Range Plant Identification team, Forestry, Fire & Rangeland Management
Cal Poly Humboldt’s Range Plant Identification team placed 5th in a contest during the Society for Range Management Meetings in Sparks, Nevada on January 30. Coached by lecturer/NRCS Rangeland Specialist Todd Golder, team members include: JJ Madrigal Garcia, Celeste Orrick, Jennifer Salguero, Mikhela Aiken, Logan Holey, Forrest Horrobin, Hunter Mortensen, SRM President Barry Perryman. Students practice plant identification skills in RRS 475 Advanced Study of Range Plants. Most plant species on this test were grasses and many consisted of mere fragments of material.  The team owes much to Humboldt’s excellent Range and Botany courses.

Sarah Jaquette Ray and Jennifer Atkinson, Environmental Studies
How do educators help their students navigate a climate-changed world? What should a climate-justice, trauma-informed pedagogy look like for the world students desire, not just fear? Dr. Sarah Jaquette Ray and UW-Bothell colleague Dr. Jennifer Atkinson address these topics in the intro to their forthcoming book, The Existential Toolkit for Climate Justice Educators, which has been published on Climate Psychology Alliance's website. You can read it here: https://www.climatepsychology.us/blog/introduction-to-the-existential-t…

Silvia Pavan, Pedro Peloso, Biological Sciences
We just published a paper on diversity of non-volant small mammals (marsupials and rodents) from Parque Nacional del Río Abiseo (PNRA), a poorly known site located in the eastern Andean slopes in Peru. We report the highest ever recorded diversity for high Andes, and through DNA barcoding we reveal several putative new species of small mammals that are uniquely known form PNRA. The paper is a result of an expedition in 2018, funded by National Geographic, and had the collaboration of a diverse team of researchers including myself as first author and Cal Poly colleague Pedro Peloso as senior author.

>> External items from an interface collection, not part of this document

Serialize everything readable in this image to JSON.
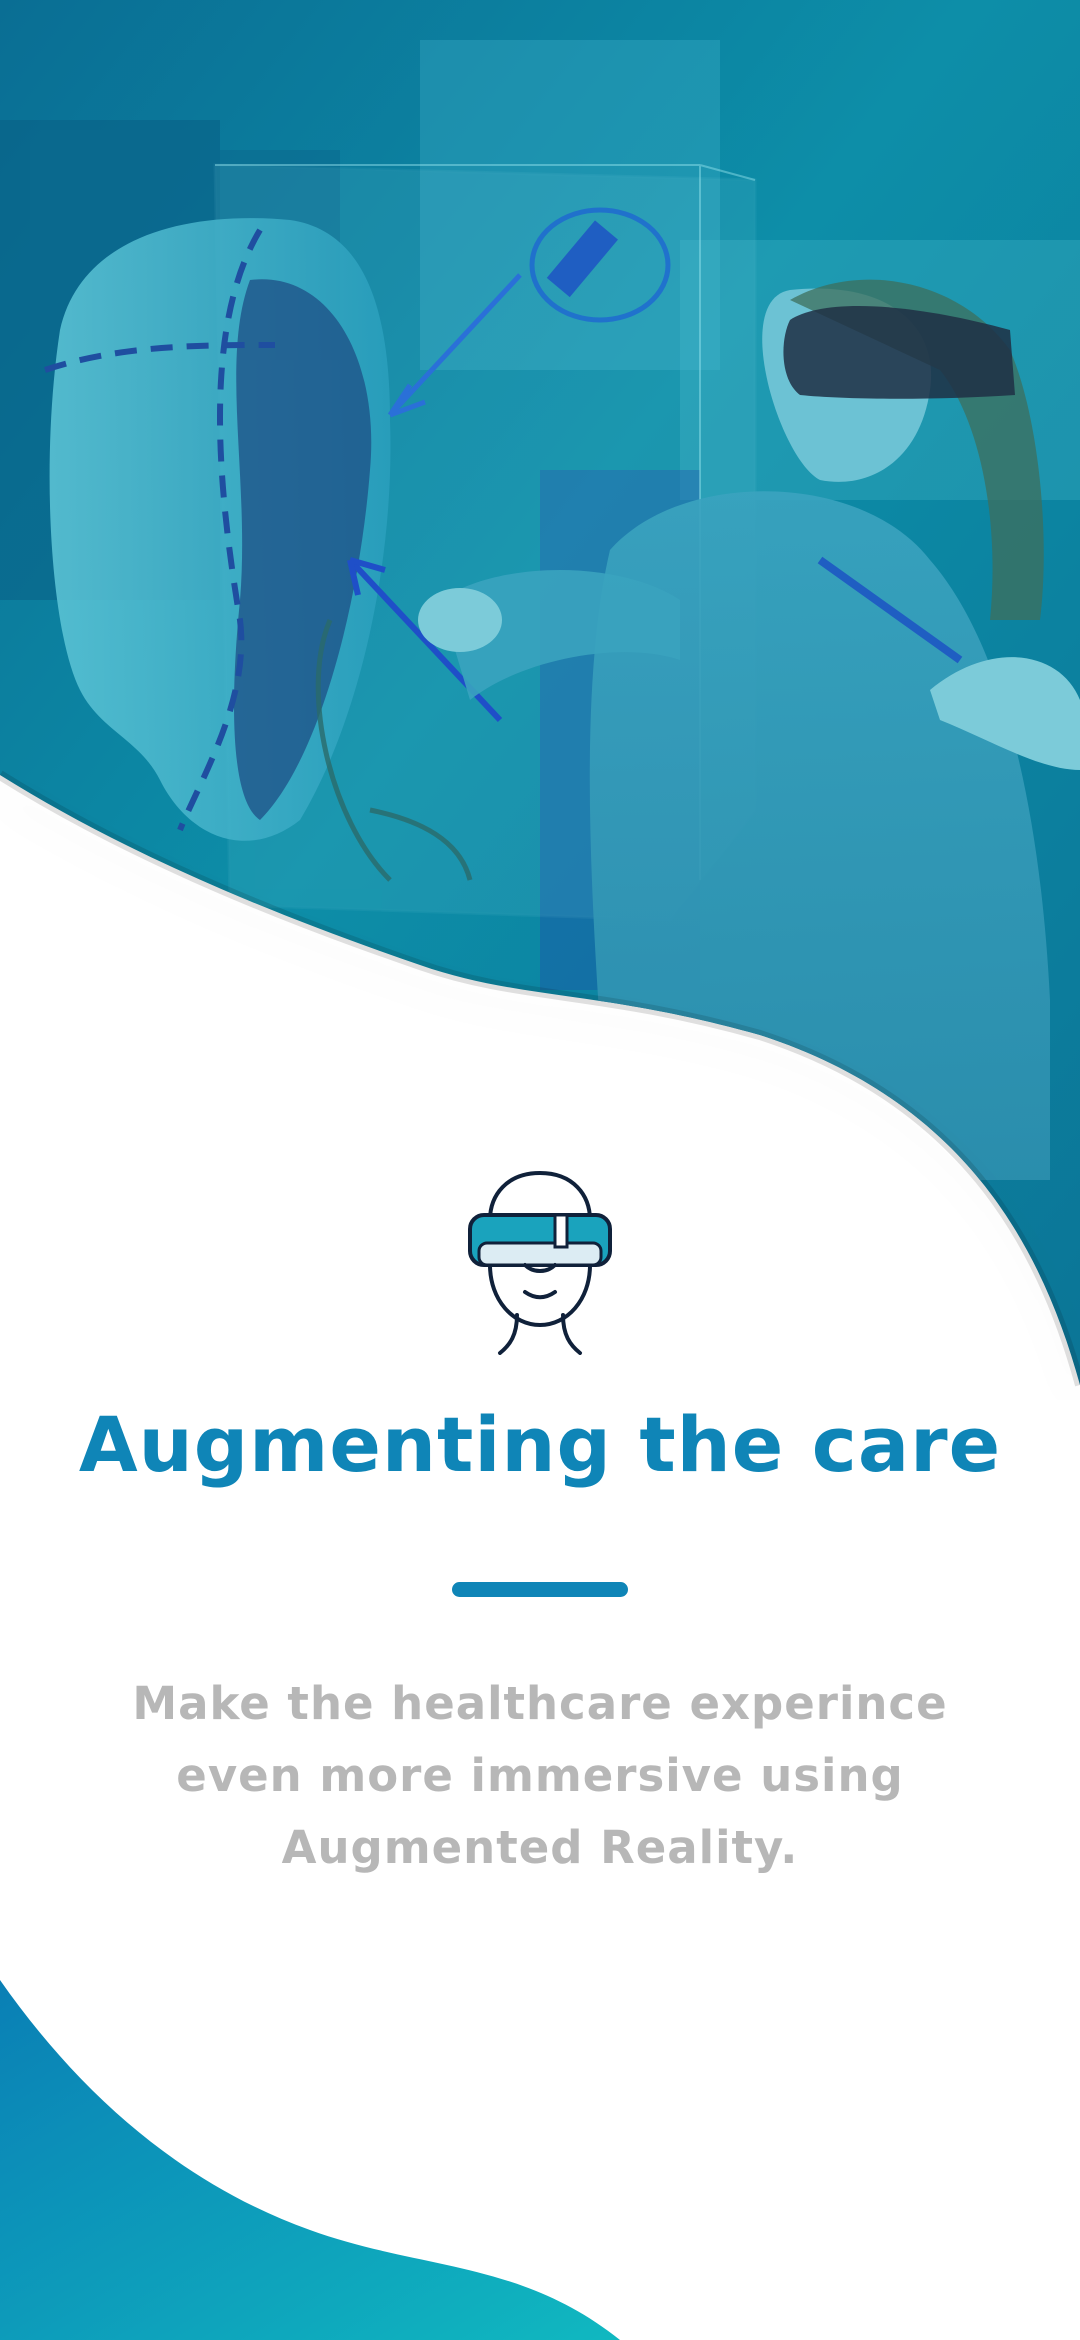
{
  "hero": {
    "image": "woman-wearing-ar-headset-interacting-with-holographic-head-model",
    "accent_color": "#0c8aab"
  },
  "content": {
    "icon": "vr-headset-icon",
    "title": "Augmenting the care",
    "description": "Make the healthcare experince even more immersive using Augmented Reality."
  },
  "colors": {
    "primary": "#0f85b7",
    "text_muted": "#b7b7b7",
    "gradient_start": "#0a7fb5",
    "gradient_end": "#0fb5c0"
  }
}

Paul Michael Leonardo Atienza, Critical Race, Gender & Sexuality Studies
Dr. Paul Michael Leonardo Atienza, assistant professor of Asian American Studies (CRGS) received a Digital Ethnic Futures Consortium (DEFCon) Teaching Fellowship. Funded through a generous grant from the Andrew W. Mellon Foundation, the fellowship includes $2500 to support the development of new courses at the intersections of ethnic studies fields and digital humanities. Dr. Atienza will be assigned a mentor to guide the creation of a syllabus and assignment materials. This document will be deposited in Humanities Commons with a Creative Commons license to permit reuse with attribution. DEFCon is a national consortium of digital ethnic studies practitioners.    

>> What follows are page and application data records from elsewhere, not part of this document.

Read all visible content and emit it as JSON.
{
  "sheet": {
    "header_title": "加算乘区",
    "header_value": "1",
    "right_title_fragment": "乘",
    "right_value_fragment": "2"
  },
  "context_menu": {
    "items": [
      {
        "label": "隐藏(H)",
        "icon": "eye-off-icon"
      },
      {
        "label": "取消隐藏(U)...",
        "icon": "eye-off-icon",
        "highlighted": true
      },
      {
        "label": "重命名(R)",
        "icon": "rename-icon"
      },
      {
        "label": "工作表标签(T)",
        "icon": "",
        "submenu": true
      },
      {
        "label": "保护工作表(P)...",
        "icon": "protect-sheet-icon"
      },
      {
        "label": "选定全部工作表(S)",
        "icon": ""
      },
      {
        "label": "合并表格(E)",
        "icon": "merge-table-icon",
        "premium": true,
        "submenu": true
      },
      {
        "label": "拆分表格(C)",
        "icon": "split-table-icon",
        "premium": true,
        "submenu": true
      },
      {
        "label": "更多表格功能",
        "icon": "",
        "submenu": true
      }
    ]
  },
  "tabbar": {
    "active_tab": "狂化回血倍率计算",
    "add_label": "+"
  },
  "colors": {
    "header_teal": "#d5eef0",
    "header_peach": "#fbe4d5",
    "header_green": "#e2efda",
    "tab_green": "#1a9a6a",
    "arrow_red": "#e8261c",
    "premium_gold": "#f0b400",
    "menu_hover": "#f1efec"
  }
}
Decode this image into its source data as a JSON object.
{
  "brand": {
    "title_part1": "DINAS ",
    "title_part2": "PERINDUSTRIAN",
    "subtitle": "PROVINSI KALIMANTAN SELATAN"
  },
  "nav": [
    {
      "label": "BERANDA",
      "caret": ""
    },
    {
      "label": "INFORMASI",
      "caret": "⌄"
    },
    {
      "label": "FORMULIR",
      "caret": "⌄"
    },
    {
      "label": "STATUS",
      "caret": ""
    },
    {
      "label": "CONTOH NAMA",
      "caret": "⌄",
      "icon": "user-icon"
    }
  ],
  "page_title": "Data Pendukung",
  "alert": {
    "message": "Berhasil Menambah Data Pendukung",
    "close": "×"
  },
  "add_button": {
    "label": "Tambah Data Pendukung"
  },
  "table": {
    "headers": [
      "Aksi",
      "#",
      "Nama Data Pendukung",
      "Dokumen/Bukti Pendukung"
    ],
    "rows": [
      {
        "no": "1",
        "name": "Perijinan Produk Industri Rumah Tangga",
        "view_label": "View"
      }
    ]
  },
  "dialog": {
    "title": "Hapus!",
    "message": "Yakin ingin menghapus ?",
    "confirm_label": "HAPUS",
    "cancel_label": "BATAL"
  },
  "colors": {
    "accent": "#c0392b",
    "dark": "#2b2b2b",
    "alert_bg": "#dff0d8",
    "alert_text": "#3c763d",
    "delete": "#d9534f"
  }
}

Melanie Michalak, Susan Cashman, Dana Christensen, Taylor Team, Geology
Melanie Michalak (Faculty- Geology) with co-authors Susan Cashman (Emeritus Geology Professor), Taylor Team (Humboldt Geology MS ’21), Dana Christensen (Humboldt Geology MS ’21) and Victoria Langenheim (USGS Geophysicist) published their work in the open access journal Geosphere. This publication is a long format research paper investigating Neogene tectonics and mountain building of the southern Klamath Mountains Province, a geologic province that records millions of years of faulting, magmatism, and deformation due to its position on the upper plate of tectonic plate subduction. Download the paper here: https://doi.org/10.1130/GES02612.1

Rafael Cuevas Uribe, Fisheries Biology
Dr. Rafael Cuevas Uribe received a grant to support a collaborative project between Moss Landing Marine Laboratories, San Diego State University, and Cal Poly Humboldt. The project will involve building and testing a novel technology system for developing new and profitable seaweed strains for commercial, land-based aquaculture production. The system will contribute to a more diverse domestic seaweed production and larger networks of local seaweed sources, as well as aquaculture education and training through use at education institutions. Funding comes as a subaward from University of California, San Diego, with the original funding source being SeaGrant.